People’s relationship with alcohol is changing. It used to be thought that alcohol was merely a by-product of human civilization, possibly linked to bread-making, but recent discoveries of alcohol production, dating back to the dawn of civilization, suggest otherwise. New evidence and research points to alcohol being created not just as an accidental offshoot of humanity but as a constant and positive feature in society, central to many celebrations and cultures around the world.

But while the enduring place of drinking within human history is well documented, it’s also true that across the world today, extraordinary demographic movements and cultural trends are fundamentally changing the way people drink. On the one hand, many young people in developed markets are choosing to drink less, while in other parts of the world, new communities are increasingly including alcohol as part of their celebrations as they see their disposable incomes rise.

There’s no doubt that these changes present some complex challenges for the alcohol industry. And while it may be surprising, I welcome these challenges wholeheartedly. I believe that the changes my industry is facing are precisely the things that will allow the best performing and most responsible alcohol companies to succeed.

This is particularly true when it comes to the changing drinking habits of young people. In general, young people in many countries are drinking less than their parents’ generation, and one of the most pressing questions is whether this marks the beginning of the end for the alcohol industry. For me, the answer is a resounding no. Young people are choosing a higher quality of drink, and the concept of ‘drinking better, not more’ is a trend that is gaining momentum as people pursue positive drinking experiences. This presents a real opportunity for the alcohol industry. By introducing a new generation to our quality products as they come of age, and innovating to match the tastes of today’s and tomorrow’s drinkers — we can and will flourish.

However, it’s important to remember that for the alcohol industry to grow in a responsible way, we must do more than simply encourage our consumers to trade up to a higher quality of drink. At Diageo, we recognize that harmful drinking can cause significant problems for society and has the potential to damage our reputation, and ultimately our performance. A drinks business that focuses on maximizing profit without concern for the role alcohol plays in society will soon find itself in trouble.

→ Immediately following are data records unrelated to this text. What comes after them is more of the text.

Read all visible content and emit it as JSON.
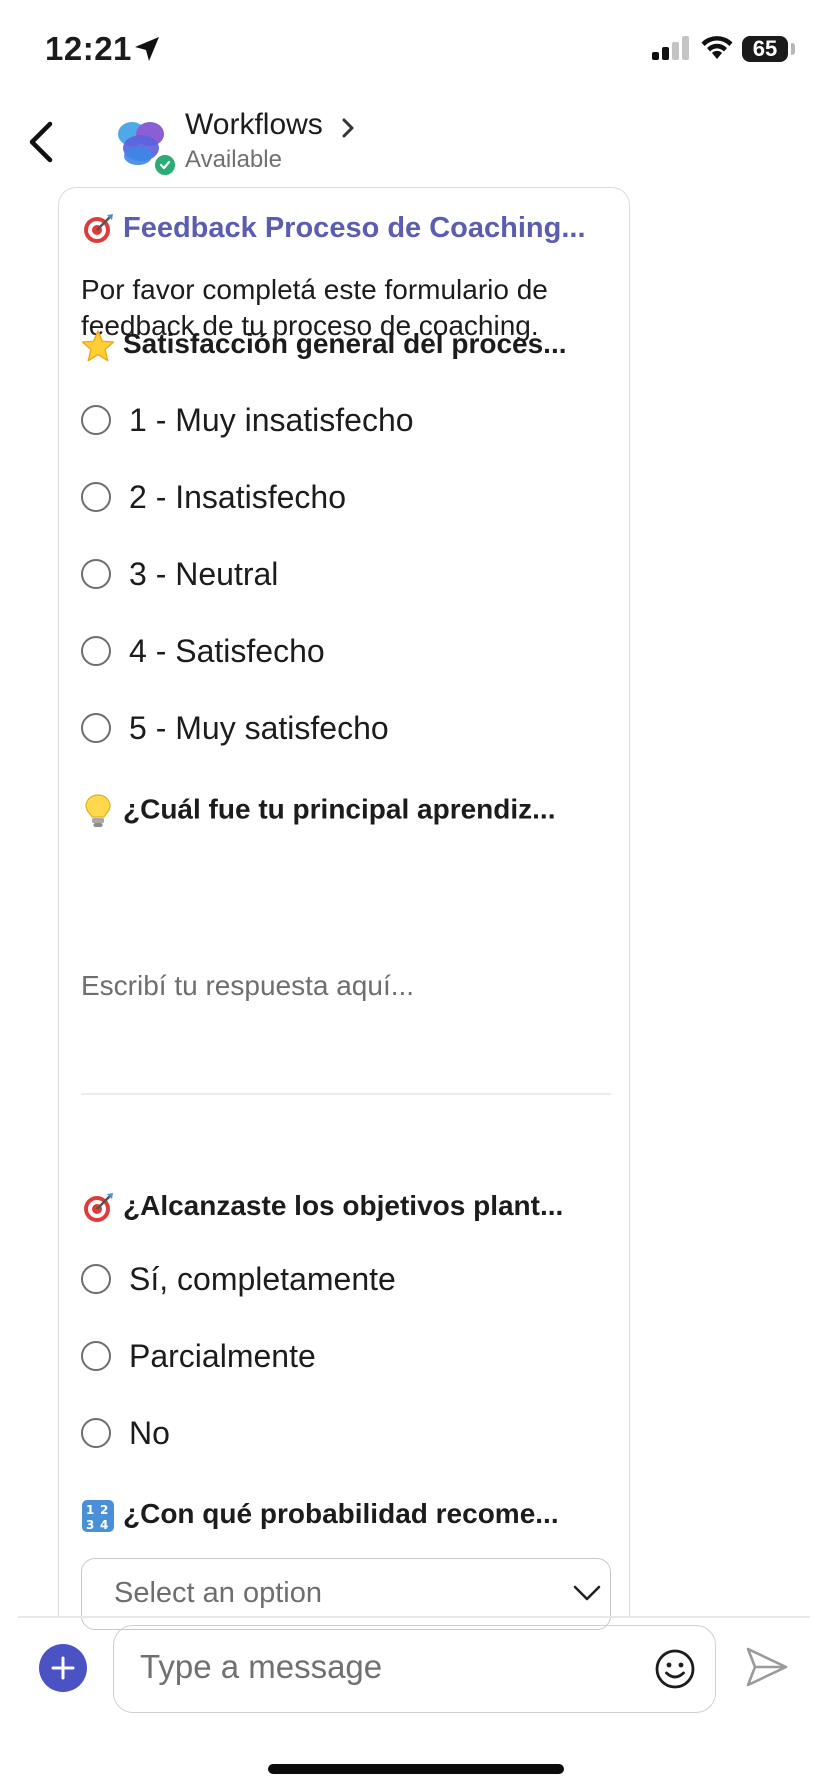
{
  "status_bar": {
    "time": "12:21",
    "battery": "65"
  },
  "header": {
    "title": "Workflows",
    "status": "Available"
  },
  "form": {
    "title": "Feedback Proceso de Coaching...",
    "description": "Por favor completá este formulario de feedback de tu proceso de coaching.",
    "q1": {
      "title": "Satisfacción general del proces...",
      "options": [
        "1 - Muy insatisfecho",
        "2 - Insatisfecho",
        "3 - Neutral",
        "4 - Satisfecho",
        "5 - Muy satisfecho"
      ]
    },
    "q2": {
      "title": "¿Cuál fue tu principal aprendiz...",
      "placeholder": "Escribí tu respuesta aquí..."
    },
    "q3": {
      "title": "¿Alcanzaste los objetivos plant...",
      "options": [
        "Sí, completamente",
        "Parcialmente",
        "No"
      ]
    },
    "q4": {
      "title": "¿Con qué probabilidad recome...",
      "select_placeholder": "Select an option"
    }
  },
  "composer": {
    "placeholder": "Type a message"
  },
  "icons": {
    "form_title": "target-icon",
    "q1": "star-icon",
    "q2": "light-bulb-icon",
    "q3": "target-icon",
    "q4": "numbers-icon"
  },
  "colors": {
    "accent": "#4a52c4",
    "form_title": "#5a5db0",
    "presence": "#2bac76"
  }
}
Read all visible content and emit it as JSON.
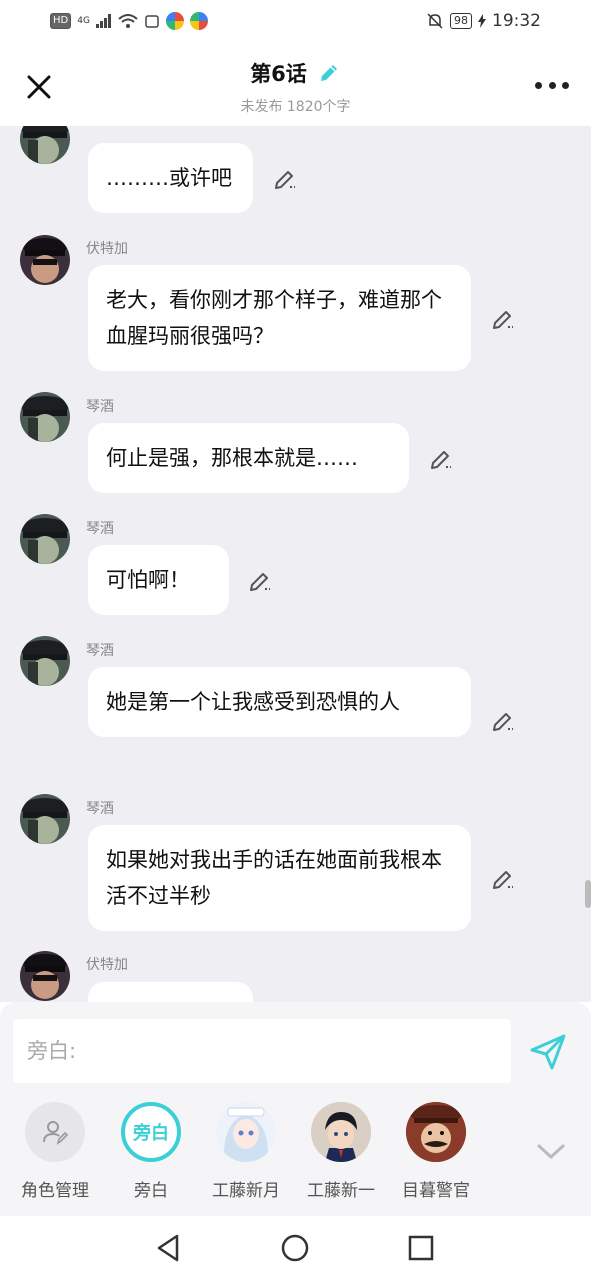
{
  "status_bar": {
    "hd": "HD",
    "network": "4G",
    "battery": "98",
    "time": "19:32"
  },
  "header": {
    "title": "第6话",
    "subtitle": "未发布 1820个字"
  },
  "messages": [
    {
      "speaker": "琴酒",
      "text": "………或许吧"
    },
    {
      "speaker": "伏特加",
      "text": "老大，看你刚才那个样子，难道那个血腥玛丽很强吗？"
    },
    {
      "speaker": "琴酒",
      "text": "何止是强，那根本就是……"
    },
    {
      "speaker": "琴酒",
      "text": "可怕啊！"
    },
    {
      "speaker": "琴酒",
      "text": "她是第一个让我感受到恐惧的人"
    },
    {
      "speaker": "琴酒",
      "text": "如果她对我出手的话在她面前我根本活不过半秒"
    },
    {
      "speaker": "伏特加",
      "text": ""
    }
  ],
  "input": {
    "placeholder": "旁白:"
  },
  "roles": [
    {
      "label": "角色管理",
      "icon": "role-manage-icon"
    },
    {
      "label": "旁白",
      "badge": "旁白"
    },
    {
      "label": "工藤新月"
    },
    {
      "label": "工藤新一"
    },
    {
      "label": "目暮警官"
    }
  ],
  "colors": {
    "accent": "#3ccfd8",
    "chat_bg": "#efeff3",
    "bubble": "#ffffff"
  }
}
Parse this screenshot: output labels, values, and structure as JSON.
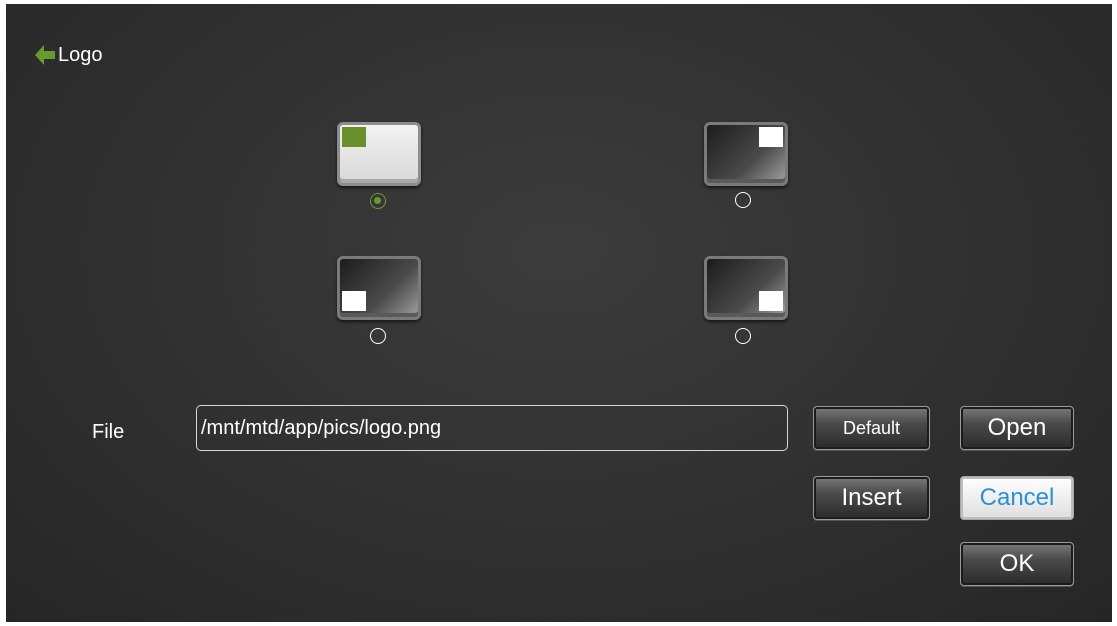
{
  "header": {
    "title": "Logo",
    "back_icon": "back-arrow-icon",
    "accent_color": "#6a9a2e"
  },
  "positions": [
    {
      "id": "top-left",
      "selected": true
    },
    {
      "id": "top-right",
      "selected": false
    },
    {
      "id": "bottom-left",
      "selected": false
    },
    {
      "id": "bottom-right",
      "selected": false
    }
  ],
  "file": {
    "label": "File",
    "path": "/mnt/mtd/app/pics/logo.png"
  },
  "buttons": {
    "default": "Default",
    "open": "Open",
    "insert": "Insert",
    "cancel": "Cancel",
    "ok": "OK"
  }
}
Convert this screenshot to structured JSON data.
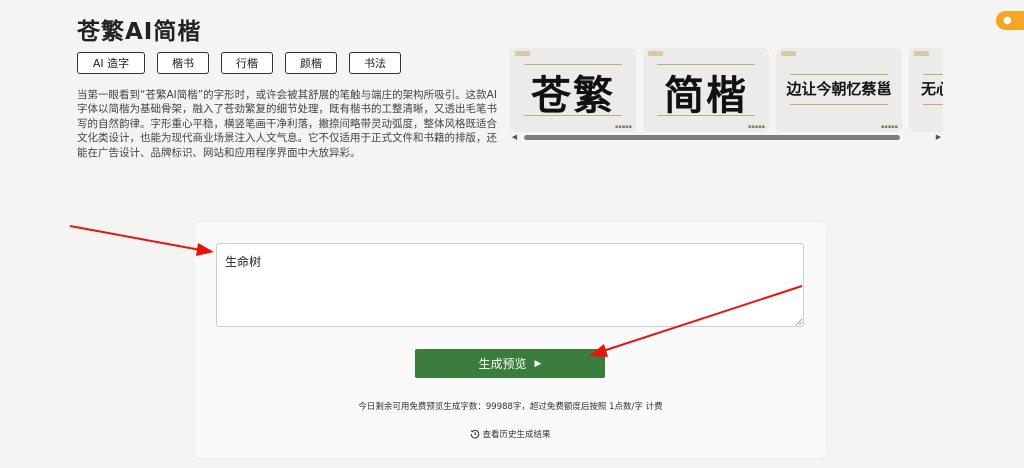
{
  "header": {
    "title": "苍繁AI简楷"
  },
  "tags": [
    "AI 造字",
    "楷书",
    "行楷",
    "颜楷",
    "书法"
  ],
  "description": "当第一眼看到“苍繁AI简楷”的字形时，或许会被其舒展的笔触与端庄的架构所吸引。这款AI字体以简楷为基础骨架，融入了苍劲繁复的细节处理，既有楷书的工整清晰，又透出毛笔书写的自然韵律。字形重心平稳，横竖笔画干净利落，撇捺间略带灵动弧度，整体风格既适合文化类设计，也能为现代商业场景注入人文气息。它不仅适用于正式文件和书籍的排版，还能在广告设计、品牌标识、网站和应用程序界面中大放异彩。",
  "gallery": [
    {
      "text": "苍繁"
    },
    {
      "text": "简楷"
    },
    {
      "text": "边让今朝忆蔡邕"
    },
    {
      "text": "无心"
    }
  ],
  "editor": {
    "value": "生命树",
    "generate_label": "生成预览",
    "quota_text": "今日剩余可用免费预览生成字数：99988字，超过免费额度后按照 1点数/字 计费",
    "history_label": "查看历史生成结果"
  },
  "colors": {
    "accent_green": "#3a7d3c",
    "badge_orange": "#f5a623",
    "annotation_red": "#e8140c"
  },
  "icons": {
    "generate": "play-triangle-icon",
    "history": "history-clock-icon"
  }
}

As a result, I believe it is crucial that we encourage consumers to have positive drinking experiences by promoting moderation and tackling misuse. It’s a responsibility that we take seriously, and we’ve recently announced ambitious new targets to do more in this space. These include educating five million more young people, parents and teachers about the dangers of underage drinking, collecting 50 million pledges to never drink and drive, and reaching over 200 million people with moderation messages through our brands.

But we cannot act alone. I recently took up the role of Chairman of the CEO group at the International Alliance for Responsible Drinking and I know my peers share my commitment to this issue. By working together, alongside governments, NGOs and consumers, we’ve already made a tangible difference. From collectively reaching nearly 11 million underage people with alcohol education programs, to running over 330 drink driving programmes in 88 countries, we’re proud of our success, and we’re clear on our commitment to do more.

Ultimately, it’s clear that the changes our industry is facing are not a threat, but an opportunity. The way people socialize and drink will continue to evolve, as it always has. For us to be truly successful, the opportunity lies not in simply seizing upon the latest drinking trends. We need to work together as an industry to promote long-term positive drinking behaviors which will foster a bright future for the industry and its consumers alike. We believe our success lies in doing all we can to ensure alcohol continues to play a positive role in society, as it has done for centuries.

Ivan Menezes is CEO of Diageo.